> [Brief]:
Retype the whole listing below precisely.

§ §

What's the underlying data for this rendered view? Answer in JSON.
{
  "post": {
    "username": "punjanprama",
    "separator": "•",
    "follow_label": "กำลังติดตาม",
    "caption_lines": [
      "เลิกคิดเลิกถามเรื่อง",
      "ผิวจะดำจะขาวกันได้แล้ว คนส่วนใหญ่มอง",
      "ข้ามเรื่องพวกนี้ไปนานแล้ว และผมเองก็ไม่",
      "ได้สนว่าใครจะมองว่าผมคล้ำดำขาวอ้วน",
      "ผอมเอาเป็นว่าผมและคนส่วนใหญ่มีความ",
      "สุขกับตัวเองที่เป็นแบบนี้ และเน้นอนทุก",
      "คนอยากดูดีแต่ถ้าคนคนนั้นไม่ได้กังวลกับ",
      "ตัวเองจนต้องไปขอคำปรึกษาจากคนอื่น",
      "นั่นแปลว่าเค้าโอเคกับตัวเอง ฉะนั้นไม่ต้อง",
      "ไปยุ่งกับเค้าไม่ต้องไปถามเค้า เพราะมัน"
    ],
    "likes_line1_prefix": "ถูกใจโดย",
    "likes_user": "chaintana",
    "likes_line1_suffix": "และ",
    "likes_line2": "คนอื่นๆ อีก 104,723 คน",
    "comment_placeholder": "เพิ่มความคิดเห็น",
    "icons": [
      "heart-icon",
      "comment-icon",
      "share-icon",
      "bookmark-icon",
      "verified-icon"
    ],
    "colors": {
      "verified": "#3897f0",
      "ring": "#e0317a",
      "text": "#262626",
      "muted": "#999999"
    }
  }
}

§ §

> [Output]:
What's the underlying data for this rendered view? Answer in JSON.
{
  "post": {
    "username": "punjanprama",
    "separator": "•",
    "follow_label": "กำลังติดตาม",
    "caption_lines": [
      "เลิกคิดเลิกถามเรื่อง",
      "ผิวจะดำจะขาวกันได้แล้ว คนส่วนใหญ่มอง",
      "ข้ามเรื่องพวกนี้ไปนานแล้ว และผมเองก็ไม่",
      "ได้สนว่าใครจะมองว่าผมคล้ำดำขาวอ้วน",
      "ผอมเอาเป็นว่าผมและคนส่วนใหญ่มีความ",
      "สุขกับตัวเองที่เป็นแบบนี้ และเน้นอนทุก",
      "คนอยากดูดีแต่ถ้าคนคนนั้นไม่ได้กังวลกับ",
      "ตัวเองจนต้องไปขอคำปรึกษาจากคนอื่น",
      "นั่นแปลว่าเค้าโอเคกับตัวเอง ฉะนั้นไม่ต้อง",
      "ไปยุ่งกับเค้าไม่ต้องไปถามเค้า เพราะมัน"
    ],
    "likes_line1_prefix": "ถูกใจโดย",
    "likes_user": "chaintana",
    "likes_line1_suffix": "และ",
    "likes_line2": "คนอื่นๆ อีก 104,723 คน",
    "comment_placeholder": "เพิ่มความคิดเห็น",
    "icons": [
      "heart-icon",
      "comment-icon",
      "share-icon",
      "bookmark-icon",
      "verified-icon"
    ],
    "colors": {
      "verified": "#3897f0",
      "ring": "#e0317a",
      "text": "#262626",
      "muted": "#999999"
    }
  }
}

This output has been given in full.